> _Task description_
Line by line, the data below should be set down unchanged, with images excluded.

:::

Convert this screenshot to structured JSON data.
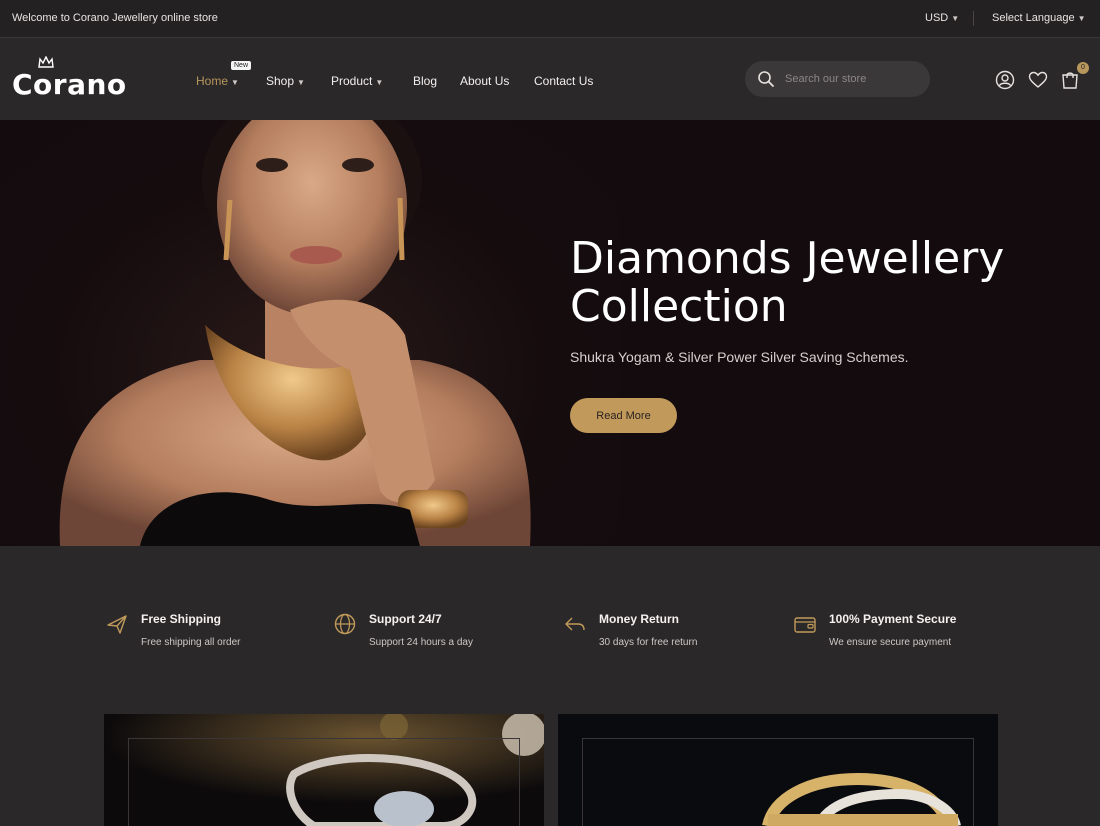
{
  "topbar": {
    "welcome": "Welcome to Corano Jewellery online store",
    "currency": "USD",
    "language": "Select Language"
  },
  "header": {
    "logo": "Corano",
    "nav": [
      {
        "label": "Home",
        "has_dropdown": true,
        "active": true,
        "badge": "New"
      },
      {
        "label": "Shop",
        "has_dropdown": true
      },
      {
        "label": "Product",
        "has_dropdown": true
      },
      {
        "label": "Blog"
      },
      {
        "label": "About Us"
      },
      {
        "label": "Contact Us"
      }
    ],
    "search_placeholder": "Search our store",
    "cart_count": "0",
    "icons": [
      "user-icon",
      "heart-icon",
      "cart-icon"
    ]
  },
  "hero": {
    "title_line1": "Diamonds Jewellery",
    "title_line2": "Collection",
    "subtitle": "Shukra Yogam & Silver Power Silver Saving Schemes.",
    "button": "Read More"
  },
  "features": [
    {
      "icon": "plane-icon",
      "title": "Free Shipping",
      "desc": "Free shipping all order"
    },
    {
      "icon": "globe-icon",
      "title": "Support 24/7",
      "desc": "Support 24 hours a day"
    },
    {
      "icon": "return-icon",
      "title": "Money Return",
      "desc": "30 days for free return"
    },
    {
      "icon": "wallet-icon",
      "title": "100% Payment Secure",
      "desc": "We ensure secure payment"
    }
  ],
  "colors": {
    "accent": "#c19a5b",
    "background": "#2a2829",
    "topbar": "#232122",
    "hero_bg": "#130b0e"
  }
}
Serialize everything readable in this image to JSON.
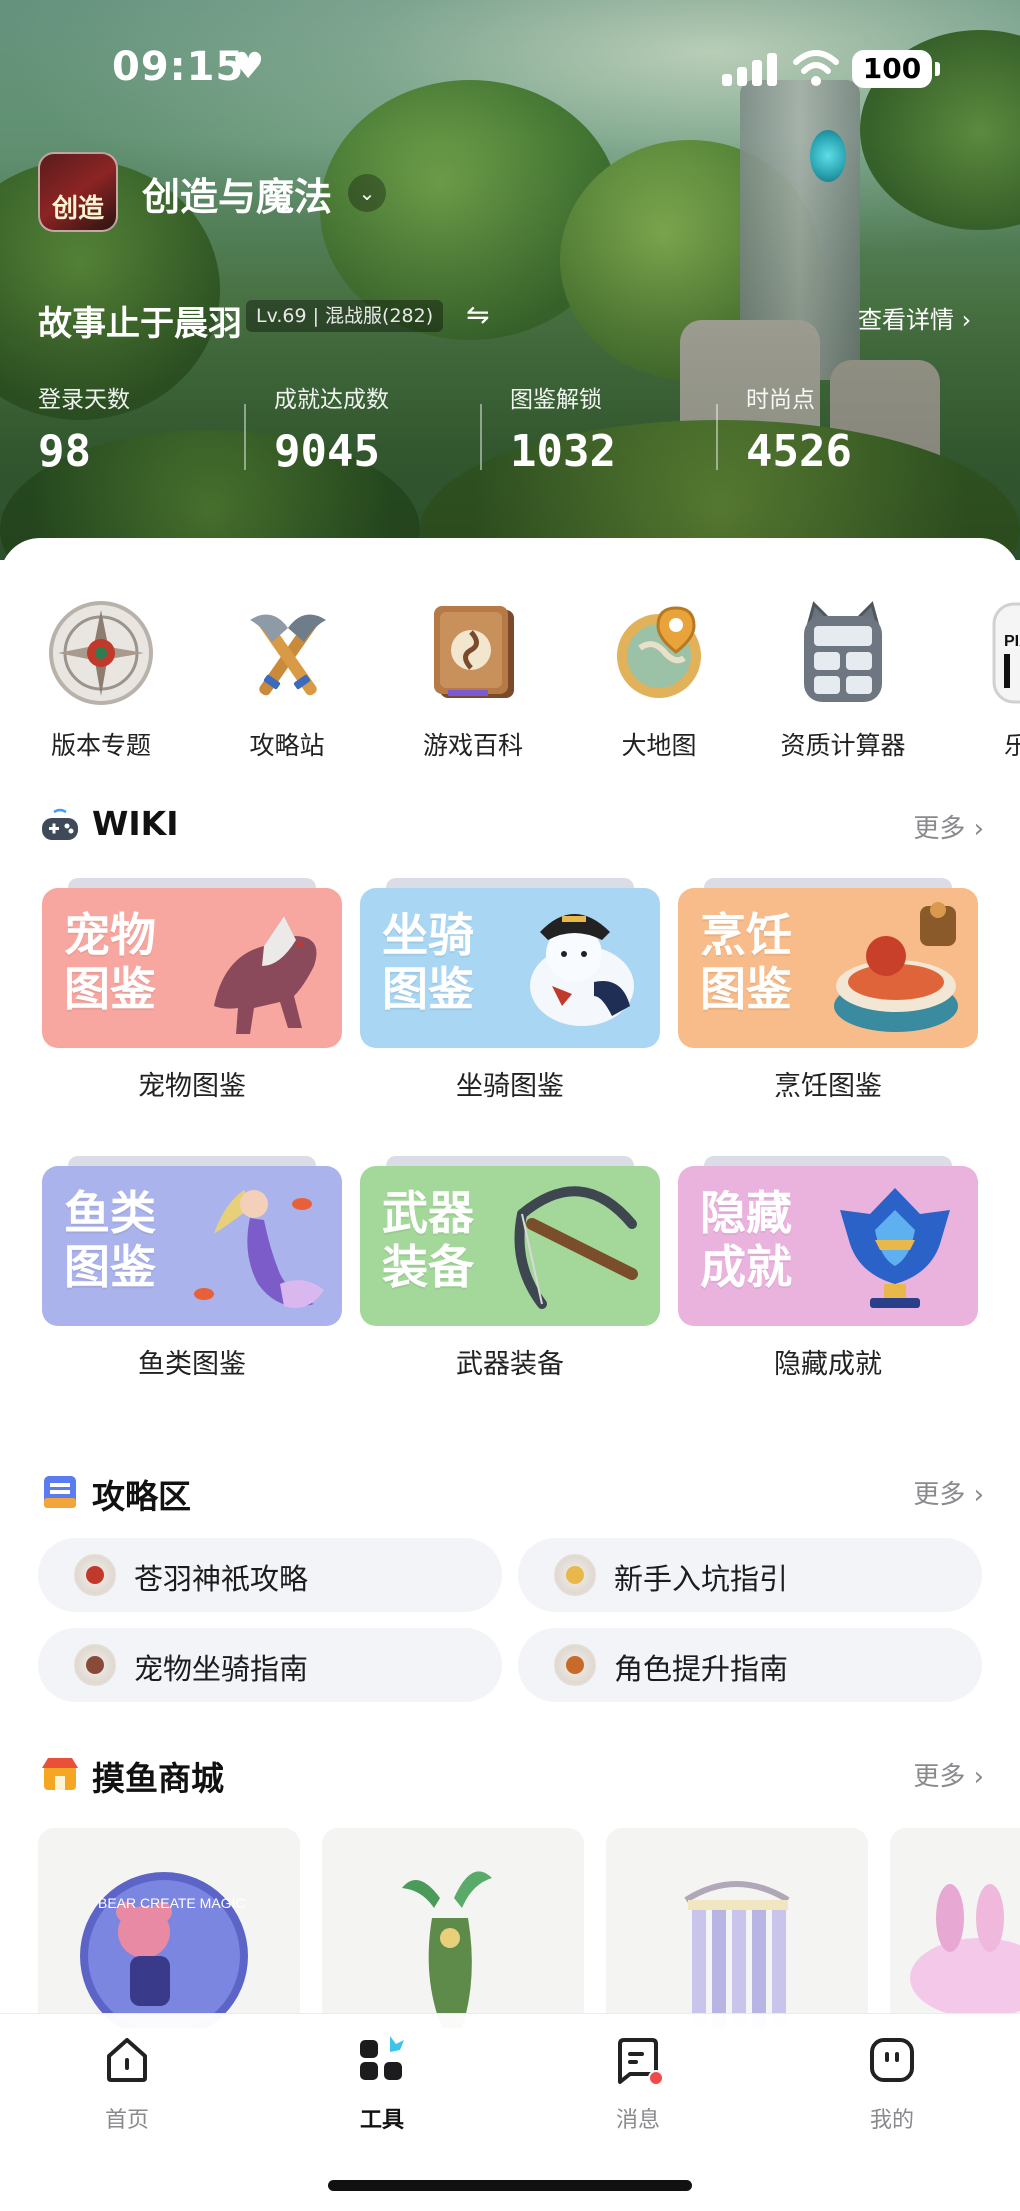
{
  "status_bar": {
    "time": "09:15",
    "battery": "100"
  },
  "app": {
    "name": "创造与魔法",
    "logo_text": "创造"
  },
  "user": {
    "name": "故事止于晨羽",
    "level": "Lv.69 | 混战服(282)",
    "switch_icon": "⇋",
    "detail_link": "查看详情 ›"
  },
  "stats": [
    {
      "label": "登录天数",
      "value": "98"
    },
    {
      "label": "成就达成数",
      "value": "9045"
    },
    {
      "label": "图鉴解锁",
      "value": "1032"
    },
    {
      "label": "时尚点",
      "value": "4526"
    }
  ],
  "tools": [
    {
      "label": "版本专题",
      "icon": "compass-emblem-icon"
    },
    {
      "label": "攻略站",
      "icon": "crossed-axes-icon"
    },
    {
      "label": "游戏百科",
      "icon": "book-icon"
    },
    {
      "label": "大地图",
      "icon": "map-pin-icon"
    },
    {
      "label": "资质计算器",
      "icon": "calculator-icon"
    },
    {
      "label": "乐谱",
      "icon": "piano-icon",
      "art_text": "PIANO"
    }
  ],
  "wiki": {
    "title": "WIKI",
    "more": "更多 ›",
    "cards": [
      {
        "big": "宠物\n图鉴",
        "caption": "宠物图鉴",
        "bg": "#f7a7a0",
        "icon": "wolf-icon"
      },
      {
        "big": "坐骑\n图鉴",
        "caption": "坐骑图鉴",
        "bg": "#a9d6f2",
        "icon": "seal-pirate-icon"
      },
      {
        "big": "烹饪\n图鉴",
        "caption": "烹饪图鉴",
        "bg": "#f8bb8a",
        "icon": "food-pot-icon"
      },
      {
        "big": "鱼类\n图鉴",
        "caption": "鱼类图鉴",
        "bg": "#aab3eb",
        "icon": "mermaid-icon"
      },
      {
        "big": "武器\n装备",
        "caption": "武器装备",
        "bg": "#a3d89a",
        "icon": "crossbow-icon"
      },
      {
        "big": "隐藏\n成就",
        "caption": "隐藏成就",
        "bg": "#eab3de",
        "icon": "trophy-mask-icon"
      }
    ]
  },
  "guides": {
    "title": "攻略区",
    "more": "更多 ›",
    "items": [
      {
        "label": "苍羽神祇攻略"
      },
      {
        "label": "新手入坑指引"
      },
      {
        "label": "宠物坐骑指南"
      },
      {
        "label": "角色提升指南"
      }
    ]
  },
  "shop": {
    "title": "摸鱼商城",
    "more": "更多 ›",
    "items": [
      {
        "icon": "badge-icon",
        "art_text": "BEAR CREATE MAGIC"
      },
      {
        "icon": "plant-bottle-icon"
      },
      {
        "icon": "curtain-icon"
      },
      {
        "icon": "plush-icon"
      }
    ]
  },
  "nav": [
    {
      "label": "首页",
      "icon": "home-icon",
      "active": false
    },
    {
      "label": "工具",
      "icon": "tools-grid-icon",
      "active": true
    },
    {
      "label": "消息",
      "icon": "message-icon",
      "active": false
    },
    {
      "label": "我的",
      "icon": "profile-icon",
      "active": false
    }
  ]
}
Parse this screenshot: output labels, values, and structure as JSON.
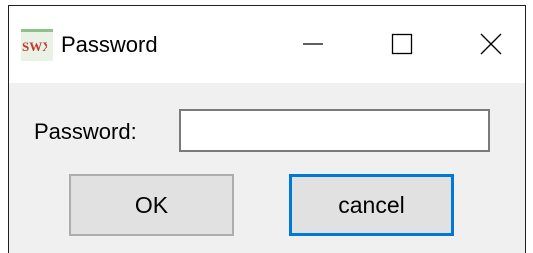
{
  "window": {
    "title": "Password",
    "app_icon": "swx-app-icon",
    "controls": {
      "minimize_icon": "minimize-icon",
      "maximize_icon": "maximize-icon",
      "close_icon": "close-icon"
    }
  },
  "form": {
    "password_label": "Password:",
    "password_value": "",
    "ok_label": "OK",
    "cancel_label": "cancel"
  },
  "colors": {
    "focus_border": "#0078d7",
    "dialog_background": "#f0f0f0",
    "button_background": "#e1e1e1"
  }
}
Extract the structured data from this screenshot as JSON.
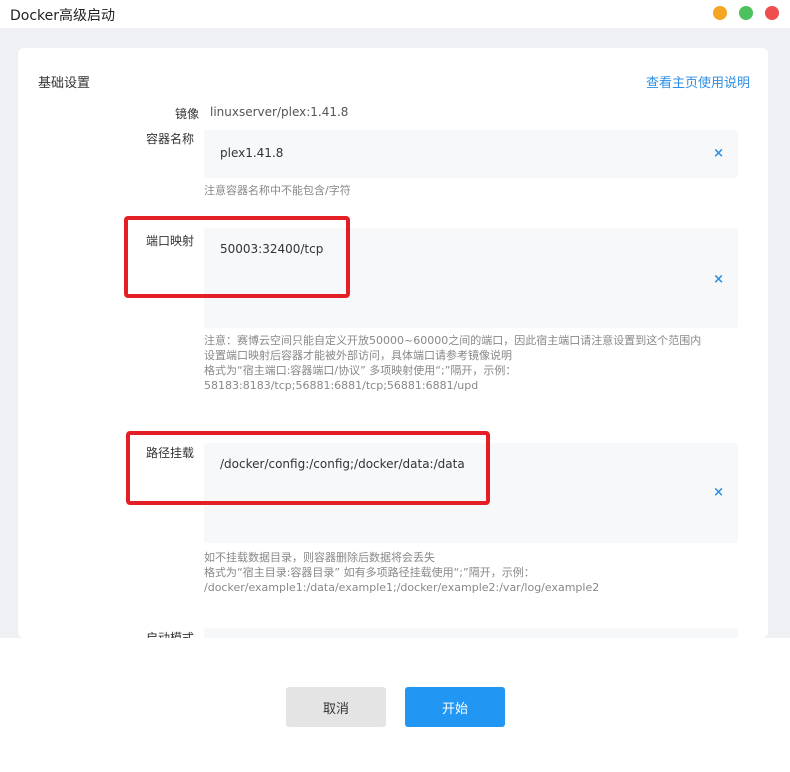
{
  "window": {
    "title": "Docker高级启动"
  },
  "section": {
    "title": "基础设置",
    "help_link": "查看主页使用说明"
  },
  "image_row": {
    "label": "镜像",
    "value": "linuxserver/plex:1.41.8"
  },
  "container_name": {
    "label": "容器名称",
    "value": "plex1.41.8",
    "hint": "注意容器名称中不能包含/字符"
  },
  "port_mapping": {
    "label": "端口映射",
    "value": "50003:32400/tcp",
    "hints": [
      "注意：赛博云空间只能自定义开放50000~60000之间的端口，因此宿主端口请注意设置到这个范围内",
      "设置端口映射后容器才能被外部访问，具体端口请参考镜像说明",
      "格式为“宿主端口:容器端口/协议” 多项映射使用“;”隔开，示例：",
      "58183:8183/tcp;56881:6881/tcp;56881:6881/upd"
    ]
  },
  "path_mount": {
    "label": "路径挂载",
    "value": "/docker/config:/config;/docker/data:/data",
    "hints": [
      "如不挂载数据目录，则容器删除后数据将会丢失",
      "格式为“宿主目录:容器目录” 如有多项路径挂载使用“;”隔开，示例：",
      "/docker/example1:/data/example1;/docker/example2:/var/log/example2"
    ]
  },
  "start_mode": {
    "label": "启动模式"
  },
  "footer": {
    "cancel_label": "取消",
    "start_label": "开始"
  },
  "colors": {
    "accent": "#2196f3",
    "link": "#2d8fe3",
    "highlight": "#e41e25"
  },
  "icons": {
    "clear": "×"
  }
}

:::

> _Solved problem_
Convert this screenshot to structured JSON data.
{
  "topbar": {
    "welcome": "Welcome to Corano Jewellery online store",
    "currency": "USD",
    "language": "Select Language"
  },
  "header": {
    "logo": "Corano",
    "nav": [
      {
        "label": "Home",
        "has_dropdown": true,
        "active": true,
        "badge": "New"
      },
      {
        "label": "Shop",
        "has_dropdown": true
      },
      {
        "label": "Product",
        "has_dropdown": true
      },
      {
        "label": "Blog"
      },
      {
        "label": "About Us"
      },
      {
        "label": "Contact Us"
      }
    ],
    "search_placeholder": "Search our store",
    "cart_count": "0",
    "icons": [
      "user-icon",
      "heart-icon",
      "cart-icon"
    ]
  },
  "hero": {
    "title_line1": "Diamonds Jewellery",
    "title_line2": "Collection",
    "subtitle": "Shukra Yogam & Silver Power Silver Saving Schemes.",
    "button": "Read More"
  },
  "features": [
    {
      "icon": "plane-icon",
      "title": "Free Shipping",
      "desc": "Free shipping all order"
    },
    {
      "icon": "globe-icon",
      "title": "Support 24/7",
      "desc": "Support 24 hours a day"
    },
    {
      "icon": "return-icon",
      "title": "Money Return",
      "desc": "30 days for free return"
    },
    {
      "icon": "wallet-icon",
      "title": "100% Payment Secure",
      "desc": "We ensure secure payment"
    }
  ],
  "colors": {
    "accent": "#c19a5b",
    "background": "#2a2829",
    "topbar": "#232122",
    "hero_bg": "#130b0e"
  }
}
Serialize everything readable in this image to JSON.
{
  "status_bar": {
    "time": "09:15",
    "battery": "100"
  },
  "app": {
    "name": "创造与魔法",
    "logo_text": "创造"
  },
  "user": {
    "name": "故事止于晨羽",
    "level": "Lv.69 | 混战服(282)",
    "switch_icon": "⇋",
    "detail_link": "查看详情 ›"
  },
  "stats": [
    {
      "label": "登录天数",
      "value": "98"
    },
    {
      "label": "成就达成数",
      "value": "9045"
    },
    {
      "label": "图鉴解锁",
      "value": "1032"
    },
    {
      "label": "时尚点",
      "value": "4526"
    }
  ],
  "tools": [
    {
      "label": "版本专题",
      "icon": "compass-emblem-icon"
    },
    {
      "label": "攻略站",
      "icon": "crossed-axes-icon"
    },
    {
      "label": "游戏百科",
      "icon": "book-icon"
    },
    {
      "label": "大地图",
      "icon": "map-pin-icon"
    },
    {
      "label": "资质计算器",
      "icon": "calculator-icon"
    },
    {
      "label": "乐谱",
      "icon": "piano-icon",
      "art_text": "PIANO"
    }
  ],
  "wiki": {
    "title": "WIKI",
    "more": "更多 ›",
    "cards": [
      {
        "big": "宠物\n图鉴",
        "caption": "宠物图鉴",
        "bg": "#f7a7a0",
        "icon": "wolf-icon"
      },
      {
        "big": "坐骑\n图鉴",
        "caption": "坐骑图鉴",
        "bg": "#a9d6f2",
        "icon": "seal-pirate-icon"
      },
      {
        "big": "烹饪\n图鉴",
        "caption": "烹饪图鉴",
        "bg": "#f8bb8a",
        "icon": "food-pot-icon"
      },
      {
        "big": "鱼类\n图鉴",
        "caption": "鱼类图鉴",
        "bg": "#aab3eb",
        "icon": "mermaid-icon"
      },
      {
        "big": "武器\n装备",
        "caption": "武器装备",
        "bg": "#a3d89a",
        "icon": "crossbow-icon"
      },
      {
        "big": "隐藏\n成就",
        "caption": "隐藏成就",
        "bg": "#eab3de",
        "icon": "trophy-mask-icon"
      }
    ]
  },
  "guides": {
    "title": "攻略区",
    "more": "更多 ›",
    "items": [
      {
        "label": "苍羽神祇攻略"
      },
      {
        "label": "新手入坑指引"
      },
      {
        "label": "宠物坐骑指南"
      },
      {
        "label": "角色提升指南"
      }
    ]
  },
  "shop": {
    "title": "摸鱼商城",
    "more": "更多 ›",
    "items": [
      {
        "icon": "badge-icon",
        "art_text": "BEAR CREATE MAGIC"
      },
      {
        "icon": "plant-bottle-icon"
      },
      {
        "icon": "curtain-icon"
      },
      {
        "icon": "plush-icon"
      }
    ]
  },
  "nav": [
    {
      "label": "首页",
      "icon": "home-icon",
      "active": false
    },
    {
      "label": "工具",
      "icon": "tools-grid-icon",
      "active": true
    },
    {
      "label": "消息",
      "icon": "message-icon",
      "active": false
    },
    {
      "label": "我的",
      "icon": "profile-icon",
      "active": false
    }
  ]
}
Parse this screenshot: output labels, values, and structure as JSON.
{
  "window": {
    "title": "Password",
    "app_icon": "swx-app-icon",
    "controls": {
      "minimize_icon": "minimize-icon",
      "maximize_icon": "maximize-icon",
      "close_icon": "close-icon"
    }
  },
  "form": {
    "password_label": "Password:",
    "password_value": "",
    "ok_label": "OK",
    "cancel_label": "cancel"
  },
  "colors": {
    "focus_border": "#0078d7",
    "dialog_background": "#f0f0f0",
    "button_background": "#e1e1e1"
  }
}
Extract the structured data from this screenshot as JSON.
{
  "window": {
    "title": "Docker高级启动"
  },
  "section": {
    "title": "基础设置",
    "help_link": "查看主页使用说明"
  },
  "image_row": {
    "label": "镜像",
    "value": "linuxserver/plex:1.41.8"
  },
  "container_name": {
    "label": "容器名称",
    "value": "plex1.41.8",
    "hint": "注意容器名称中不能包含/字符"
  },
  "port_mapping": {
    "label": "端口映射",
    "value": "50003:32400/tcp",
    "hints": [
      "注意：赛博云空间只能自定义开放50000~60000之间的端口，因此宿主端口请注意设置到这个范围内",
      "设置端口映射后容器才能被外部访问，具体端口请参考镜像说明",
      "格式为“宿主端口:容器端口/协议” 多项映射使用“;”隔开，示例：",
      "58183:8183/tcp;56881:6881/tcp;56881:6881/upd"
    ]
  },
  "path_mount": {
    "label": "路径挂载",
    "value": "/docker/config:/config;/docker/data:/data",
    "hints": [
      "如不挂载数据目录，则容器删除后数据将会丢失",
      "格式为“宿主目录:容器目录” 如有多项路径挂载使用“;”隔开，示例：",
      "/docker/example1:/data/example1;/docker/example2:/var/log/example2"
    ]
  },
  "start_mode": {
    "label": "启动模式"
  },
  "footer": {
    "cancel_label": "取消",
    "start_label": "开始"
  },
  "colors": {
    "accent": "#2196f3",
    "link": "#2d8fe3",
    "highlight": "#e41e25"
  },
  "icons": {
    "clear": "×"
  }
}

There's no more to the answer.